### ASSIGNED TASK
Among the records below, find each line bearing the word "workflows" and copy it.

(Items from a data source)
Segment Open

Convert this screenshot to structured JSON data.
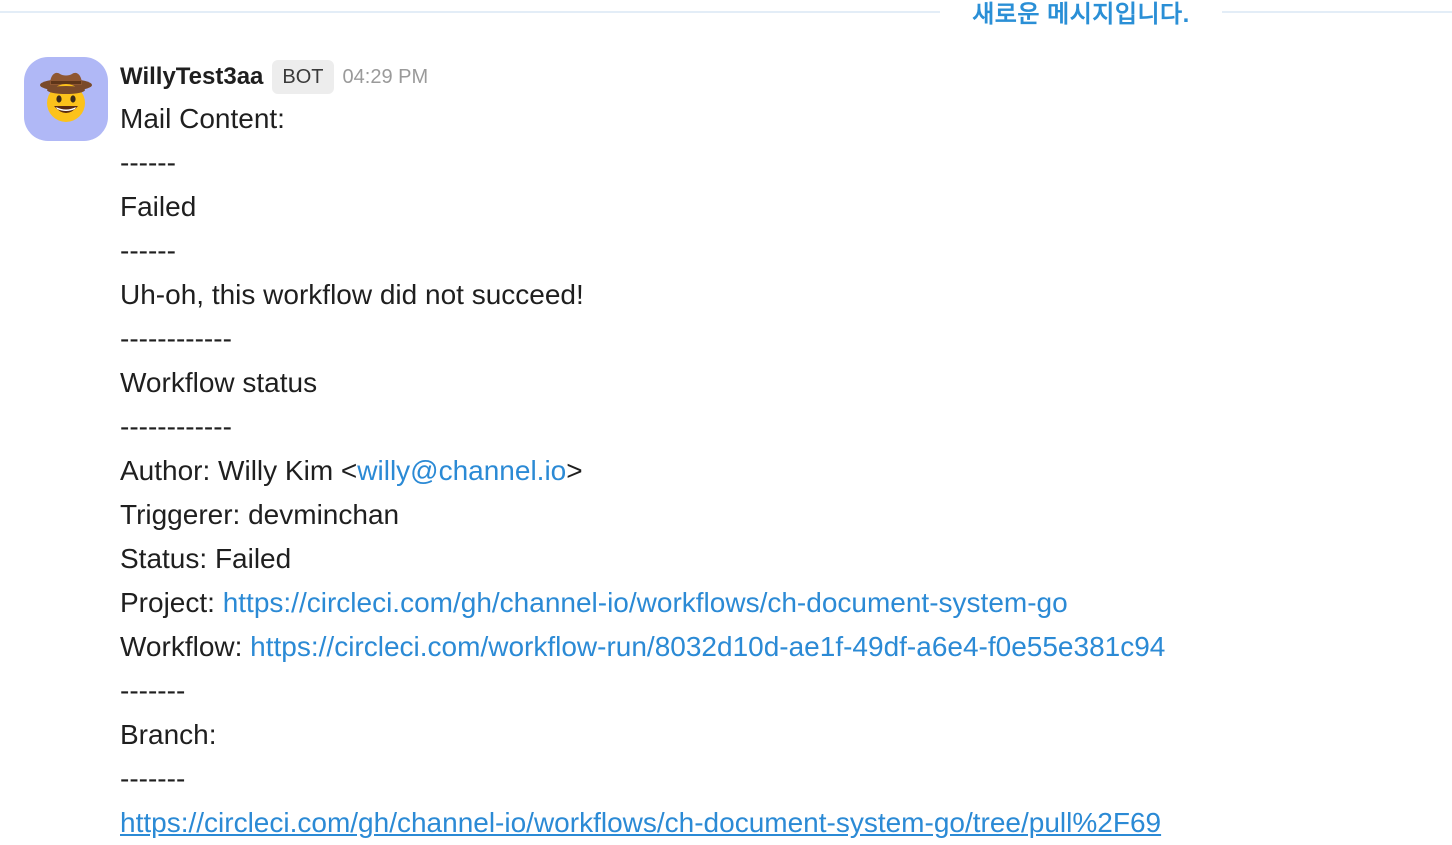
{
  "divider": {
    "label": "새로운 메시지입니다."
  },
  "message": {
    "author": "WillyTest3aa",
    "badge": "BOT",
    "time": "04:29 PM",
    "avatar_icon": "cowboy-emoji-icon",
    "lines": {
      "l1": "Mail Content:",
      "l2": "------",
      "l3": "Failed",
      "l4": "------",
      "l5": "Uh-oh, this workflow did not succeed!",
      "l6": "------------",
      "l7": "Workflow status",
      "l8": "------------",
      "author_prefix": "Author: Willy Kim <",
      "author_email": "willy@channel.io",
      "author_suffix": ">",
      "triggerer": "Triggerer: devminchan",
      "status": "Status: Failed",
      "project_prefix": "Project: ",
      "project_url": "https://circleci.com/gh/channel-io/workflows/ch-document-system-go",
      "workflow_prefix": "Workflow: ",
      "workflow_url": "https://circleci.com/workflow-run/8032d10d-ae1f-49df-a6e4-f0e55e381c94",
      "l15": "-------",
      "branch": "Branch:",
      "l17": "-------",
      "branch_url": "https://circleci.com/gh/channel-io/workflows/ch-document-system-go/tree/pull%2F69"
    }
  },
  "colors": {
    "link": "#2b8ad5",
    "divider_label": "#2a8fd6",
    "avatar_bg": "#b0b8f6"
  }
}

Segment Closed

### ANSWER FOR THE TASK
      "project_url": "https://circleci.com/gh/channel-io/workflows/ch-document-system-go",
      "branch_url": "https://circleci.com/gh/channel-io/workflows/ch-document-system-go/tree/pull%2F69"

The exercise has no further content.